Bee Roots for 2021-09-30

The table provides clues for the roots of words in today's NY Times Spelling Bee. You're responsible for prefixes, suffixes, tense changes, plurals, doubling consonants before suffixes, and alternate spellings of roots. The TL;DR about the site comes after the table.

Past clues are available here

Today's puzzle

Table content

clue #words coveredroot 1st letterclue
11BPorters, hotel ♂ (plural) who carry bags in response to a ding sound (compound)
21EThe periodic table is full of these (singular)
31E(Heraldic) symbol or badge (of a nation)
41ERenowned (scholar); used with “domain” to mean gov property grab
51EGive off (radiation, signals)
61IDrink (alcohol) (formal)
71IAbout to happen (...demise, e.g.), adj.
81IOne thing as part of a set, 10 or fewer of these at an express register
91LGeneral term for an arm or leg, or large tree branch (go out on a…)
101LSmall green citrus fruit
111LSize, speed, or amount restriction
121L(Literary verb) represent by image or words, or outline or highlight
131L♂ utility pole workers, or forward ♂ football players (compound)
141LOily pain-relieving liquid or lotion
151LSmall (Stuart or Chicken…), adj.
161MEncounter (I’m supposed to…him in the park)
171MConfusing scuffle
181MWhat ice cream does when you leave it out of the freezer, verb
191MViral internet funny image, noun/verb
201MPerson who is trained by a guide (–EE suffix)
211MDispense justice (“…out punishment”), homophone of “animal flesh for consumption”
221MPerson’s ability to cope with adversity (test your…), NOT iron or tin; noun
231MA person’s look or expression, NOT an average
241M5,280 feet, or 1.6 km
251MWheat or pepper grinder
261MGrain used as food; pearl is most common
271MSilent performer
281MWhere you dig for ore, or anti-ship bomb
291MSmaller version (as in Cooper car), slang abbr.
301M1/60 dram, UK music ½ note, or calligraphy short vertical stroke
311MBreath candy or its flavor or plant source, noun; or create coins, verb
321MTiny tick, or very small amount (I'm a … testy today)
331MCatcher’s glove, or Sen. Romney
341MFingerless winter glove for a kid or Sen. Bernie Sanders at inauguration
351NAgile, or what “Jack be” in nursery rhyme; adj.
361NLarge gray rain cloud
371TBe full or swarming with; homophone of Yankees group
381TSet of rooms within a house, or cheap multi-family bldg.
391TWhat clocks measure & display
401TChronology of events or Facebook posts (compound)
411TName of a book, movie, or job, noun/verb

About this site

This site provides clues for a day's New York Times Spelling Bee puzzle.
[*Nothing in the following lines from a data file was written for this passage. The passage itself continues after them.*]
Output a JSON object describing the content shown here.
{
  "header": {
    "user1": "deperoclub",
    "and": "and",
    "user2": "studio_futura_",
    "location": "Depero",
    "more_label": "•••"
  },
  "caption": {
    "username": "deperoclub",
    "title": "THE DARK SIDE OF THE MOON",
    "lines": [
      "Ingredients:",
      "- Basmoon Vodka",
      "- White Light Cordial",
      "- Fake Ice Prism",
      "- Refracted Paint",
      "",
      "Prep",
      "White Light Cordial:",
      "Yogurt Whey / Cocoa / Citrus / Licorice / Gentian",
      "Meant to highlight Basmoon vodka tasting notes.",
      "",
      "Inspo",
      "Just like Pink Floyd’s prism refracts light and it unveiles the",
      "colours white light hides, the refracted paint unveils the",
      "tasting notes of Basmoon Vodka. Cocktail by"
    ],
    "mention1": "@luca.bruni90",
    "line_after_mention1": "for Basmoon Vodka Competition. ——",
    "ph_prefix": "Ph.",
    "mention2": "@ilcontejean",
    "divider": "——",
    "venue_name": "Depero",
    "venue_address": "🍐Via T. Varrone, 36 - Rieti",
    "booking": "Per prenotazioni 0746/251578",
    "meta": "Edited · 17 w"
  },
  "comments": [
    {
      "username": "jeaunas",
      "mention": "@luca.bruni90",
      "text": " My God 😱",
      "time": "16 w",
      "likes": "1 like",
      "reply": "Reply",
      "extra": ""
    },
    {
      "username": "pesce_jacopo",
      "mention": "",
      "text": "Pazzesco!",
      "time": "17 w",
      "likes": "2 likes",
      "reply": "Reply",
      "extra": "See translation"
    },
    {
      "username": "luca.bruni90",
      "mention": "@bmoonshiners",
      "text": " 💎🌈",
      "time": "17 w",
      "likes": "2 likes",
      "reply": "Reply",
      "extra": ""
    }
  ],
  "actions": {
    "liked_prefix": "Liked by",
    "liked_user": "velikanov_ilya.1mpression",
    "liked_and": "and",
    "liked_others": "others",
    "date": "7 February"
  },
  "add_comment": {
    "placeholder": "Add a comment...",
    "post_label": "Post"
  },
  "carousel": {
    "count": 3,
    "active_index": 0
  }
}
It exists to make it easier for Kevin Davis to take a day off. Most of the clues come from him. There may be some startup problems, but long term I think I can put the clues together with no more than half an hour's work.

The "Bee Roots" approach is to provide explicit clues for root words, not every word. This is similar to what Kevin Davis does, but without information about parts of speech As logophiles, we are pretty good at putting on prefixes and suffixes, changing tense, and forming plurals (including Latin plurals!). The clues cover root words, arranged alphabetically by root word, with a count of words in the puzzle that come from each root. For example, if a puzzle includes ROAM and ROAMING, there will be a clue for ROAM and a count of 2. The root may not appear in the puzzle at all; for example, the 2021-07-23 Bee included ICED, DEICE, and DEICED. For such a puzzle, the clue would be for ICE with a word count of 3.

The Bee Roots approach involves judgement sometimes. For example, if a puzzle includes LOVE, LOVED, and LOVELY, how many roots are needed to cover them? LOVE and LOVED share the root LOVE, certainly, but LOVELY is tricky. LOVE is part of its etymology, but by now, the word means "exquisitely beautiful," which is a lot farther from the meaning of LOVE than swithcing to past tense. I'm inclined to treat LOVE and LOVELY as separate roots. You may not agree, which is fine. Another thing we logophiles share is a LOVE of arguing about words on Twitter.

One last complication, until another one pops up: a few roots have multiple spellings, for example LOLLYGAG and LALLYGAG. Depending on the day's letters, and maybe even the editor's whims, one or both could be in the puzzle's answer list. With such roots, you could see a word count of 2, even if there are no applicable prefixes or suffixes.

I will do my best to keep this site up to date and helpful (I hope). Check it out, and tweet feedback to @donswartwout Tweet to @donswartwout

Many thanks to Kevin Davis, whose 4,500-word clue list made this possible.